Possession of these weapons isn’t an offense, but buying or selling them is. Punishment for one violation is a $250,000 fine, while a second violation is a $500,000 fine.

The law is already facing backlash, even in Democrat-controlled Colorado. The Colorado House and Senate both have Democratic majorities, and the state’s governor is a Democrat, too. However, many lawmakers have already stated they don’t support the current bill. Governor Jared Polis also has not signaled that he would sign the bill into law.

This SIG P320 would be illegal in Colorado thanks to its threaded barrel.
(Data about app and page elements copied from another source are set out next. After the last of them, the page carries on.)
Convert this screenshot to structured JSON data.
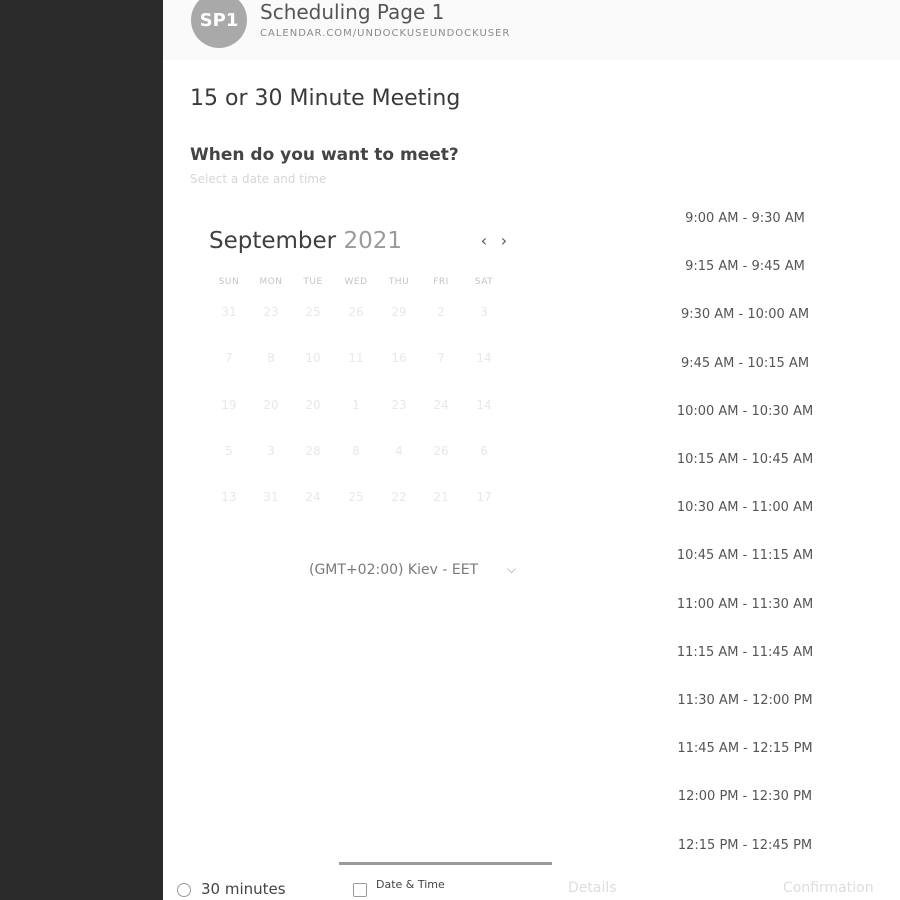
{
  "header": {
    "avatar_initials": "SP1",
    "title": "Scheduling Page 1",
    "url": "CALENDAR.COM/UNDOCKUSEUNDOCKUSER"
  },
  "meeting_title": "15 or 30 Minute Meeting",
  "question": {
    "title": "When do you want to meet?",
    "subtitle": "Select a date and time"
  },
  "calendar": {
    "month": "September",
    "year": "2021",
    "prev_icon": "‹",
    "next_icon": "›",
    "weekdays": [
      "SUN",
      "MON",
      "TUE",
      "WED",
      "THU",
      "FRI",
      "SAT"
    ],
    "weeks": [
      [
        "31",
        "23",
        "25",
        "26",
        "29",
        "2",
        "3"
      ],
      [
        "7",
        "8",
        "10",
        "11",
        "16",
        "7",
        "14"
      ],
      [
        "19",
        "20",
        "20",
        "1",
        "23",
        "24",
        "14"
      ],
      [
        "5",
        "3",
        "28",
        "8",
        "4",
        "26",
        "6"
      ],
      [
        "13",
        "31",
        "24",
        "25",
        "22",
        "21",
        "17"
      ]
    ]
  },
  "timezone": {
    "label": "(GMT+02:00) Kiev - EET",
    "chevron": "⌵"
  },
  "time_slots": [
    "9:00 AM - 9:30 AM",
    "9:15 AM - 9:45 AM",
    "9:30 AM - 10:00 AM",
    "9:45 AM - 10:15 AM",
    "10:00 AM - 10:30 AM",
    "10:15 AM - 10:45 AM",
    "10:30 AM - 11:00 AM",
    "10:45 AM - 11:15 AM",
    "11:00 AM - 11:30 AM",
    "11:15 AM - 11:45 AM",
    "11:30 AM - 12:00 PM",
    "11:45 AM - 12:15 PM",
    "12:00 PM - 12:30 PM",
    "12:15 PM - 12:45 PM"
  ],
  "bottom": {
    "duration": "30 minutes",
    "step_label": "Date & Time",
    "faded_1": "Details",
    "faded_2": "Confirmation"
  }
}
Why it Matters

This is the second year in a row that Denver democrats have introduced an AWB bill. Epps, the same Congresswoman that introduced this year’s draft of the bill, also introduced it in 2023.

The bill was so unpopular last year that Epps had to rewrite it to remove language banning semi-auto weapons. The final version of the 2023 only sought to make “trigger activators,” or devices that could make a semi-auto gun fire at the same rate as full-auto guns, illegal. Even that narrowly-tailored bill failed to pass Colorado’s staunchly Democrat senate, failing in a 6-7 vote.

Final Thoughts

The lack of political support for an AWB hasn’t stopped Colorado Democrats from passing other gun control laws in recent years. Since 2013, gun owners in the Centennial state have seen their rights slowly eroding. Expanded background checks, red flag laws, safe storage laws, and waiting periods have all made their way onto the books in Colorado over the last decade.

Hopefully the 2024 AWB will end up dead on the capital floor just like last year’s bill. Even if it does, though, I’m not particularly hopeful for the future. It seems like the national gun control apparatus has set its sights on “Californifying” Colorado, and they’re going to just keep ramming this kind of bill through the legislative system until it passes.

This isn’t the only gun control law state Democrats have introduced into this legislative session, either. There’s also a proposal on the books that would require Colorado gun owners to buy insurance to own a gun.

We’ll see what the future holds for this law. Good luck to everyone out there in Colorado – you’re going to need it.